What do I need to know about Listeria? That's what people have wondered in light of recent outbreaks of Listeria infection (listeriosis), including a 2011 outbreak blamed on Colorado-grown cantaloupes that sickened 146 people across 28 states, and killed 30 people.
What are the symptoms of listeriosis? How is the infection treated? Keep reading for answers to seven common questions, as provided by the CDC...
What are the symptoms?
Common symptoms of listeriosis include fever and muscle aches, often preceded by diarrhea. Other symptoms include headache, stiff neck, confusion, loss of balance, and convulsions. Pregnant women who contract listeriosis are at increased risk for premature birth and stillbirth.

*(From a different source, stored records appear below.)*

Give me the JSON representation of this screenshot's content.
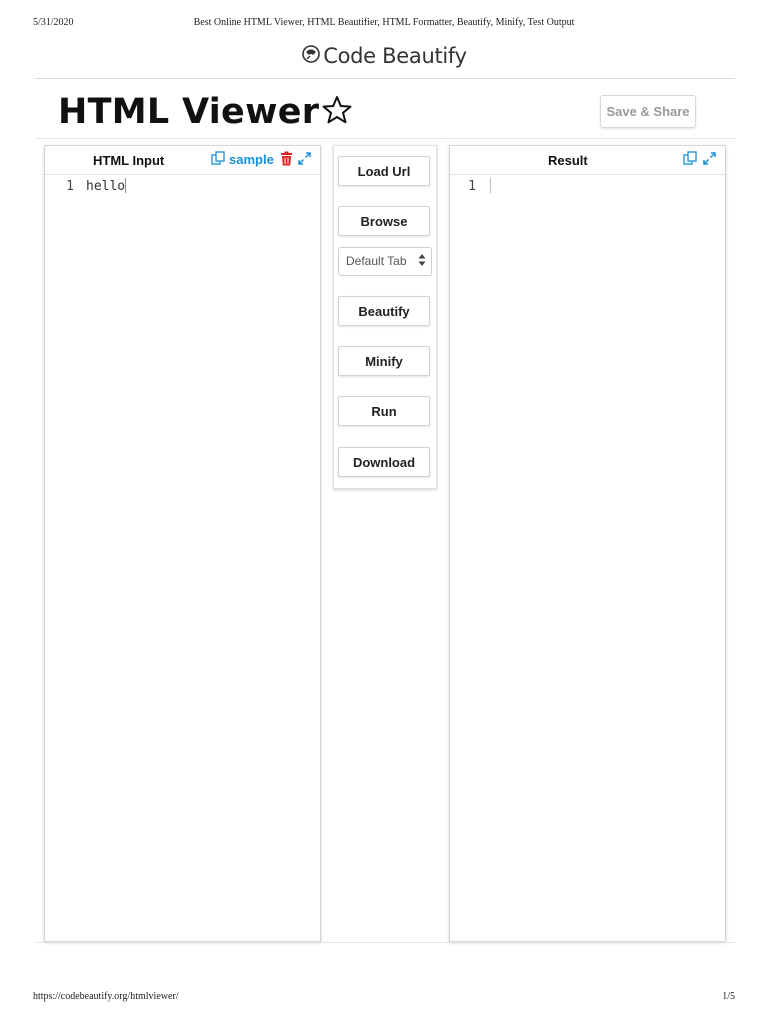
{
  "print_header": {
    "date": "5/31/2020",
    "title": "Best Online HTML Viewer, HTML Beautifier, HTML Formatter, Beautify, Minify, Test Output"
  },
  "brand": {
    "name": "Code Beautify"
  },
  "page": {
    "title": "HTML Viewer",
    "save_share_label": "Save & Share"
  },
  "input_panel": {
    "title": "HTML Input",
    "sample_label": "sample",
    "line_number": "1",
    "content": "hello"
  },
  "tools": {
    "load_url": "Load Url",
    "browse": "Browse",
    "tab_size": "Default Tab",
    "beautify": "Beautify",
    "minify": "Minify",
    "run": "Run",
    "download": "Download"
  },
  "result_panel": {
    "title": "Result",
    "line_number": "1",
    "content": ""
  },
  "print_footer": {
    "url": "https://codebeautify.org/htmlviewer/",
    "page": "1/5"
  },
  "colors": {
    "accent": "#1a8fd6",
    "danger": "#e02020",
    "muted_button_text": "#9a9a9a"
  },
  "icons": [
    "logo-icon",
    "star-icon",
    "copy-icon",
    "trash-icon",
    "expand-icon",
    "select-arrows-icon"
  ]
}
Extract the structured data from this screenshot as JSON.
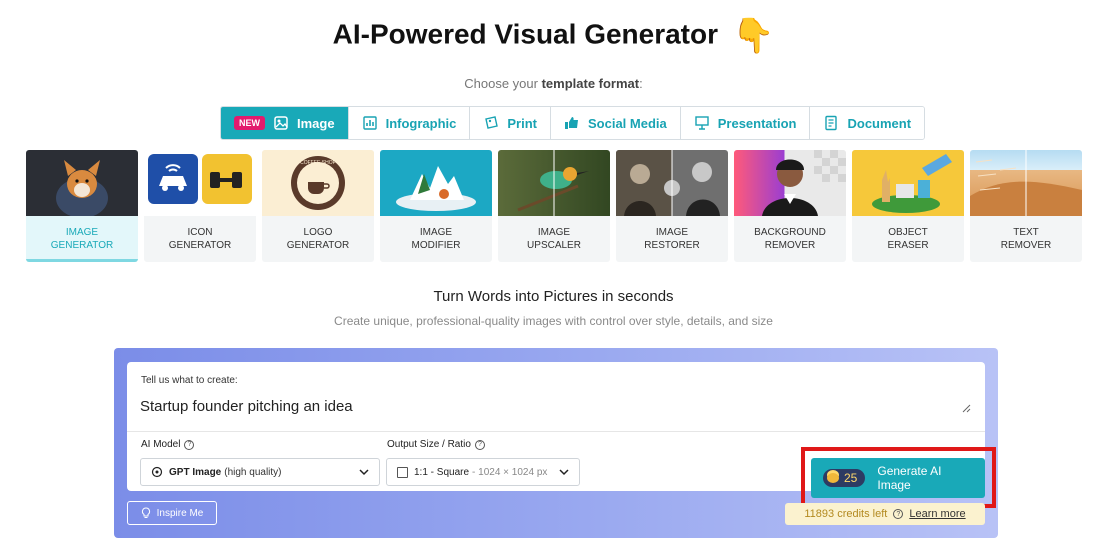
{
  "header": {
    "title": "AI-Powered Visual Generator",
    "hand_icon": "pointing-down-hand-icon",
    "subtitle_prefix": "Choose your",
    "subtitle_bold": "template format",
    "subtitle_suffix": ":"
  },
  "formats": [
    {
      "badge": "NEW",
      "label": "Image",
      "icon": "image-icon",
      "active": true
    },
    {
      "label": "Infographic",
      "icon": "chart-icon"
    },
    {
      "label": "Print",
      "icon": "print-icon"
    },
    {
      "label": "Social Media",
      "icon": "thumbs-up-icon"
    },
    {
      "label": "Presentation",
      "icon": "presentation-icon"
    },
    {
      "label": "Document",
      "icon": "document-icon"
    }
  ],
  "tools": [
    {
      "line1": "IMAGE",
      "line2": "GENERATOR",
      "active": true
    },
    {
      "line1": "ICON",
      "line2": "GENERATOR"
    },
    {
      "line1": "LOGO",
      "line2": "GENERATOR"
    },
    {
      "line1": "IMAGE",
      "line2": "MODIFIER"
    },
    {
      "line1": "IMAGE",
      "line2": "UPSCALER"
    },
    {
      "line1": "IMAGE",
      "line2": "RESTORER"
    },
    {
      "line1": "BACKGROUND",
      "line2": "REMOVER"
    },
    {
      "line1": "OBJECT",
      "line2": "ERASER"
    },
    {
      "line1": "TEXT",
      "line2": "REMOVER"
    }
  ],
  "logo_thumb_text": "COFFEE SHOP",
  "hero": {
    "title": "Turn Words into Pictures in seconds",
    "subtitle": "Create unique, professional-quality images with control over style, details, and size"
  },
  "form": {
    "prompt_label": "Tell us what to create:",
    "prompt_value": "Startup founder pitching an idea",
    "model_label": "AI Model",
    "model_value": "GPT Image",
    "model_note": "(high quality)",
    "size_label": "Output Size / Ratio",
    "size_value": "1:1 - Square",
    "size_note": "- 1024 × 1024 px",
    "generate_cost": "25",
    "generate_label": "Generate AI Image",
    "inspire_label": "Inspire Me",
    "credits_text": "11893 credits left",
    "learn_more": "Learn more"
  },
  "colors": {
    "accent": "#19a9b8",
    "new_badge": "#e31a6d",
    "highlight_outline": "#e01818",
    "credits_bg": "#fbf2cf"
  }
}
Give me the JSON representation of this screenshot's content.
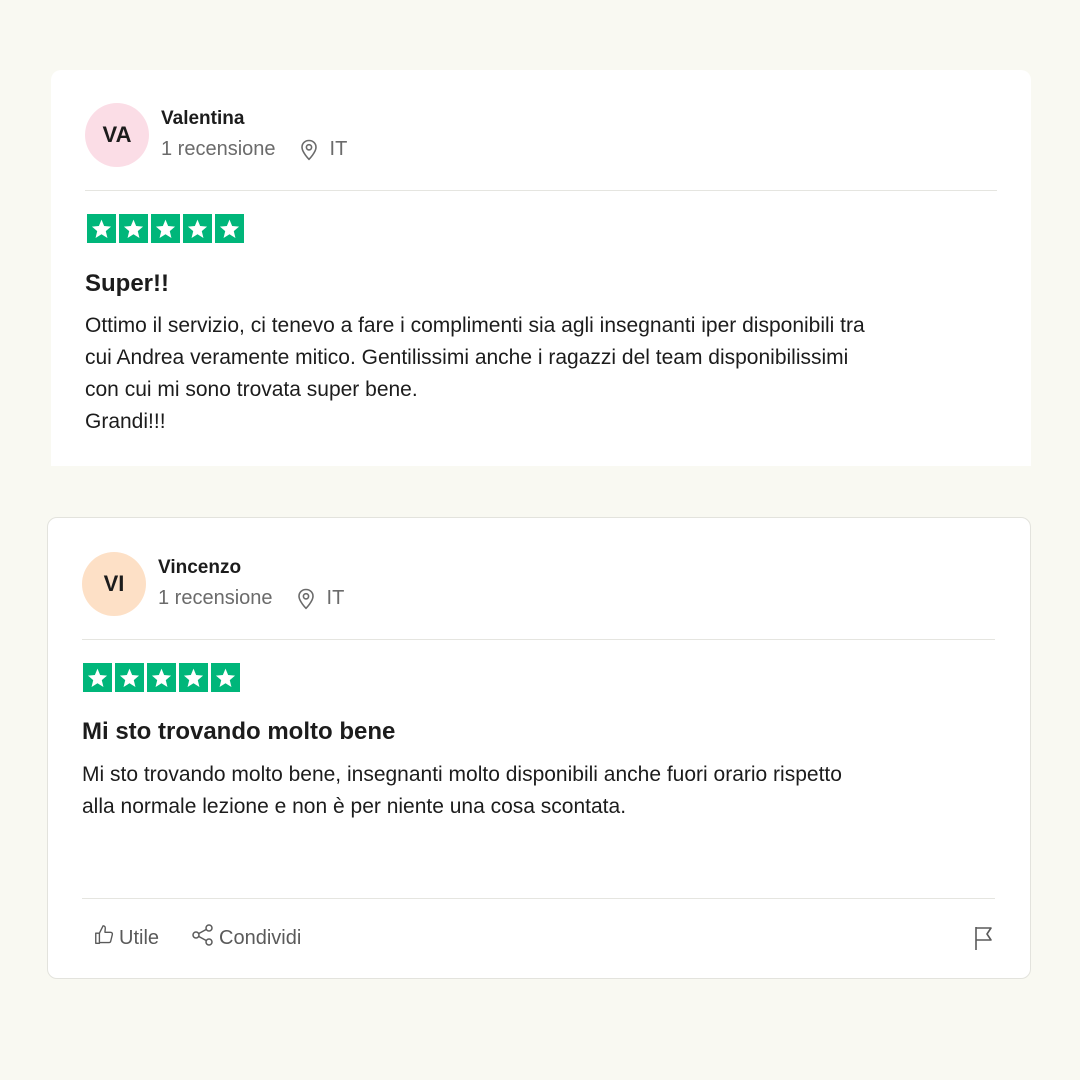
{
  "reviews": [
    {
      "initials": "VA",
      "avatar_color": "#fbdde6",
      "name": "Valentina",
      "review_count": "1 recensione",
      "country": "IT",
      "rating": 5,
      "title": "Super!!",
      "body": "Ottimo il servizio, ci tenevo a fare i complimenti sia agli insegnanti iper disponibili tra\ncui Andrea veramente mitico. Gentilissimi anche i ragazzi del team disponibilissimi\ncon cui mi sono trovata super bene.\nGrandi!!!"
    },
    {
      "initials": "VI",
      "avatar_color": "#fde0c6",
      "name": "Vincenzo",
      "review_count": "1 recensione",
      "country": "IT",
      "rating": 5,
      "title": "Mi sto trovando molto bene",
      "body": "Mi sto trovando molto bene, insegnanti molto disponibili anche fuori orario rispetto\nalla normale lezione e non è per niente una cosa scontata.",
      "actions": {
        "useful_label": "Utile",
        "share_label": "Condividi"
      }
    }
  ],
  "colors": {
    "star_green": "#00b67a",
    "background": "#f9f9f2"
  }
}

How common is listeriosis?
Each year in the U.S., listeriosis sickens about 1,600 people and kills about 260. Certain people are at increased risk, including pregnant women, newborns, people with AIDS or other conditions that impair immunity, and people with cancer, diabetes, alcoholism or liver or kidney disease.
How does Listeria get into food?
Listeria germs occur naturally in soil and water and can be carried by animals, including those eaten by humans. Listeria is found in many raw foods, including meats and vegetables, soft cheese, hot dogs and other processed meats, and smoked seafood. The germs can be killed by cooking or pasteurization.
How does one contract listeriosis?
You get it by eating food that's tainted with Listeria gems. In addition, babies can get the disease if their mothers eat Listeria-contaminated food during pregnancy.
How can I reduce my risk?
Rinse raw vegetables thoroughly under running tap water before eating, and thorough cooking all beef, poultry, and other foods from animal sources. Keep kitchen surfaces clean, and keep uncooked meat and poultry separate from vegetables and from cooked and ready-to-eat foods. Be sure to keep your refrigerator clean - as listeria germs can grow even in refrigerated foods.
What if I eat a food that's been recalled?
Odds that you will get listeriosis is small even if you eat a food that has been recalled for listeria contamination. If you have no symptoms, don't worry. People who develop suspicious symptoms within two months of eating a recalled product should alert a doctor if they're in a high-risk group.
How is listerosis treated?
Given promptly, antibiotics can cure listerosis and prevent a fetus from becoming infected. But bear in mind that even with antibiotic therapy, some Listeria infections prove fatal - especially in older adults and people with serious medical problems.